As a student at the University of Virginia medical school, Cullen Timmons was taking a two-week elective called Advanced Physical Diagnosis last fall when he pressed the circular tip of the stethoscope against his own chest.
He noticed a murmur, a swish after the second beat.
Not normal, he knew. So Cullen asked his instructor and another student to listen.
“I heard this very distinctive sound,” recalled his instructor, Dr. Eugene Corbett. “I didn’t like what I heard.”
Cullen wasn’t worried: A 26-year-old runner who is slim and fit, he told himself it couldn’t be serious.
Cullen was diagnosed with a thoracic aortic aneurysm. This meant there was a dilation of the main blood vessel coming out of his heart.
“The normal aorta is like the diameter of a banana,” said Dr. Irving Kron, who performed open-heart surgery on Cullen two weeks later. “This thing was probably the size of a very large coffee cup.”
Left untreated, Dr. Kron said, “He would have died of this or certainly had a catastrophic problem.” Had Cullen not been in medical school, his condition probably would’ve been left undiagnosed and untreated.
The first sign of a problem arose in August, when the Athens, Ga., native experienced chest pain while on a rotation at a hospital in Atlanta. It was a crushing sensation behind the sternum and up to the jaw.
He considered going to the emergency room, but figured it was an esophageal spasm, or a painful muscle contraction in the esophagus. He listened with his stethoscope, and heard the murmur then, too.
“I knew it wasn’t normal, but I reassured myself: I was young and healthy and nothing could be going wrong,” he said.

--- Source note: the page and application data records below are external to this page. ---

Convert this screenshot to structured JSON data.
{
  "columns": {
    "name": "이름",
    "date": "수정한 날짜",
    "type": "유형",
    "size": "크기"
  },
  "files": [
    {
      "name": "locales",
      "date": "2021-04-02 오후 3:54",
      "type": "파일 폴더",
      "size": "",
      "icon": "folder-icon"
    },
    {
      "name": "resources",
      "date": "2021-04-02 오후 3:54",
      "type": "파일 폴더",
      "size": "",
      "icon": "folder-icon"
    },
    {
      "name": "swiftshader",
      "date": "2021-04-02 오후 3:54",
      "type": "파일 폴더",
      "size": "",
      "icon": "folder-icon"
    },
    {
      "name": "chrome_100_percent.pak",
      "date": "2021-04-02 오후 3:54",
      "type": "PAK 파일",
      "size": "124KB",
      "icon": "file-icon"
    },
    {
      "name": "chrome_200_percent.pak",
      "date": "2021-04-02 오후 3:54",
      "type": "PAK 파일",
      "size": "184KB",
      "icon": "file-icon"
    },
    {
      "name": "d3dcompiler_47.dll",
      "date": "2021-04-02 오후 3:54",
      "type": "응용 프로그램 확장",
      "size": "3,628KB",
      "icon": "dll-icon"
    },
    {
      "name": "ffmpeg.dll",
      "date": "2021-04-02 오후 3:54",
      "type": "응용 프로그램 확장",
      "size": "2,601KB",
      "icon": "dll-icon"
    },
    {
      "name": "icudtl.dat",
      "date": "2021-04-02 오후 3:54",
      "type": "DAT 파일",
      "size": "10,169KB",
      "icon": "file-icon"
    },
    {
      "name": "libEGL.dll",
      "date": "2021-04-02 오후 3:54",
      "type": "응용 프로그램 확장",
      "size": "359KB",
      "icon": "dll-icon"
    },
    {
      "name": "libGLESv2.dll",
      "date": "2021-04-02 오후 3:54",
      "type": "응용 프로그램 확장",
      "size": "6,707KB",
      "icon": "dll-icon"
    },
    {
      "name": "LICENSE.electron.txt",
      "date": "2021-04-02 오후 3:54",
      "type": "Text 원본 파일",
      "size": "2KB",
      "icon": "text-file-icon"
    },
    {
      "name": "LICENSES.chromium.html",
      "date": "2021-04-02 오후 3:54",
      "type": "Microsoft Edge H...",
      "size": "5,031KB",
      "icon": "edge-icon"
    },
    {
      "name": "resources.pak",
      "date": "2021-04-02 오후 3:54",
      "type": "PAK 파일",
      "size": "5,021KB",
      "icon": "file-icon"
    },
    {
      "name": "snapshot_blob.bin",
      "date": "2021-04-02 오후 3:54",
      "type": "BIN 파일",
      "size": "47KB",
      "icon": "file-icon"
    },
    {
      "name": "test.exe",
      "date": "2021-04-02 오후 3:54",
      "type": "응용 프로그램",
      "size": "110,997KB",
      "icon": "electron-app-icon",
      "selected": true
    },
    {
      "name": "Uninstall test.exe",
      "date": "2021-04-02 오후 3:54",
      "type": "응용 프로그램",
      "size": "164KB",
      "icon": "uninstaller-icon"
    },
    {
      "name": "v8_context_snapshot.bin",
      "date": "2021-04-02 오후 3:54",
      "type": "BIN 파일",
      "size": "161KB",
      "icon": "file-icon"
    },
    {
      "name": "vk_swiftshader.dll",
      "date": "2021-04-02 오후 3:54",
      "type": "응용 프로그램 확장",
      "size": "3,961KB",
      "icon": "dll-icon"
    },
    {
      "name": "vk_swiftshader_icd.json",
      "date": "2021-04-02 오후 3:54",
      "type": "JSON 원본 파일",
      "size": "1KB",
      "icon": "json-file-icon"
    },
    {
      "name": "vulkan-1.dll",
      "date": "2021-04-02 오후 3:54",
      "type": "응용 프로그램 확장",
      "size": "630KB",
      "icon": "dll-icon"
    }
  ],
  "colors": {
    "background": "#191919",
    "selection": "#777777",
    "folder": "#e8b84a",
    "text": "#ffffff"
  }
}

With no family history of heart disease, Cullen turned to antacids, which seemed to help. After a couple of days, the pain subsided.
About two months passed with no further symptoms, and it wasn’t until the class with Dr. Corbett that he again contemplated his condition.

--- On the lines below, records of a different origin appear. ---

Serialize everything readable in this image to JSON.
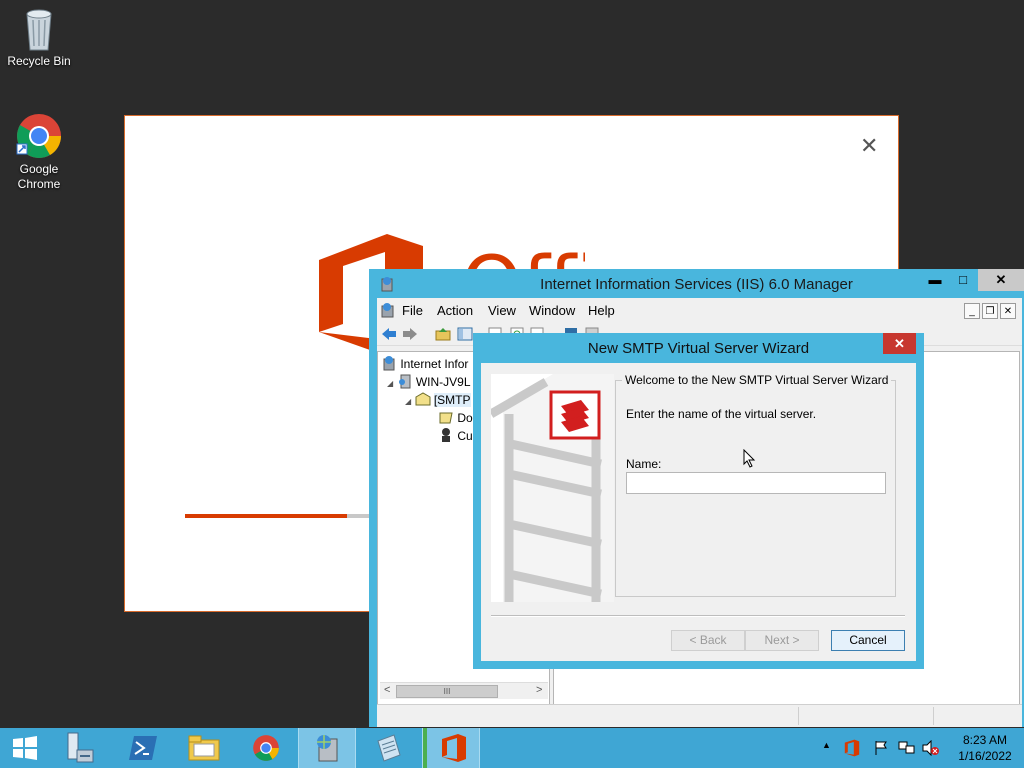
{
  "desktop": {
    "icons": [
      {
        "label_line1": "Recycle Bin",
        "label_line2": ""
      },
      {
        "label_line1": "Google",
        "label_line2": "Chrome"
      }
    ]
  },
  "office_splash": {
    "close_glyph": "✕",
    "logo_partial_text": "Offi",
    "progress_fraction": 0.85,
    "brand_color": "#d83b01"
  },
  "iis": {
    "title": "Internet Information Services (IIS) 6.0 Manager",
    "controls": {
      "minimize": "▬",
      "maximize": "□",
      "close": "✕"
    },
    "menu": [
      "File",
      "Action",
      "View",
      "Window",
      "Help"
    ],
    "mdi_controls": {
      "minimize": "_",
      "restore": "❐",
      "close": "✕"
    },
    "tree": [
      {
        "label": "Internet Infor",
        "expander": ""
      },
      {
        "label": "WIN-JV9L",
        "expander": "◢"
      },
      {
        "label": "[SMTP",
        "expander": "◢"
      },
      {
        "label": "Do",
        "expander": ""
      },
      {
        "label": "Cu",
        "expander": ""
      }
    ],
    "hscroll": {
      "left": "<",
      "thumb": "III",
      "right": ">"
    }
  },
  "wizard": {
    "title": "New SMTP Virtual Server Wizard",
    "close_glyph": "✕",
    "group_title": "Welcome to the New SMTP Virtual Server Wizard",
    "intro": "Enter the name of the virtual server.",
    "name_label": "Name:",
    "name_value": "",
    "buttons": {
      "back": "< Back",
      "next": "Next >",
      "cancel": "Cancel"
    }
  },
  "taskbar": {
    "clock_time": "8:23 AM",
    "clock_date": "1/16/2022",
    "tray_expand": "▲",
    "accent": "#3fa6d4"
  }
}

When Cullen listened to his heart this time, the murmur “was much, much louder than it had been before,” Cullen said. He described the volume as rising from a 1 on a scale of 6 to a 3 on a scale of 6.
He discussed his findings with Dr. Corbett and another student; one possibility they considered was aortic regurgitation, which is when the aortic valve doesn’t close quite right and allows blood to flow back into the heart.
Dr. Corbett recommended an echocardiogram. He and U.Va. colleague Dr. Max Luna, a cardiologist, already were planning a teaching session on cardiac murmurs and echocardiography; they bumped up the plan due to the new circumstances.
“Usually in a young person we find innocent murmurs,” Dr. Luna said. “So the question was, is this an innocent murmur or a true aortic murmur?”
Cullen, who already had some experience with ultrasound technology, watched the screen and noticeably lost color in his face.
“Dr. Luna, is there something wrong with my aortic root?” Cullen said.
The echocardiogram yielded a diagnosis: thoracic aortic aneurysm.
“Cullen had this very interesting, rare change in his aortic structure that was making his valve become too open and loose,” Dr. Corbett said.
Cullen’s aorta measured 7.2 centimeters; normal for someone his size would be less than 3.5 centimeters, Dr. Luna said.
“This was a tremendous surprise,” Dr. Luna said. “The magnitude of the problem was serious.”
Dr. Luna wondered, “How do I present it to him in the most compassionate and reassuring way, but at the same time be clear of the seriousness of the finding?”
“I saw Cullen’s life changing in a minute, and you could tell he knew it.”
In young people, there are two leading causes of the condition. One is a genetic disorder called Marfan syndrome that affects the body’s connective tissue. The other is a congenital condition in which the aortic valve has two leaflets rather than three, Dr. Kron said.
In Cullen’s case, it has not been determined what caused the aneurysm, his doctors said.
On Nov. 10, Cullen underwent a four-hour operation to repair his aorta. In what is called a “valve-sparing aortic root replacement,” Dr. Kron cut out the portion of the aorta that had ballooned and replaced that section with Dacron, a synthetic material.
Dr. Kron said his prognosis is great: “He should be able to live a normal life.”
Three weeks after the surgery, Cullen started running again.
But some things will never be the same.
“Being the patient is a very humbling experience,” said Cullen, who is preparing for his residency in emergency medicine. “You’re very powerless. I’m used to being in the medical professional role.
“I think it’s completely changed the way I think of patients.”
Barely a week after Cullen’s surgery, Dr. Corbett spotted him in the hospital cafeteria with friends. “I had to go over,” Dr. Corbett said, “and give him a hug.”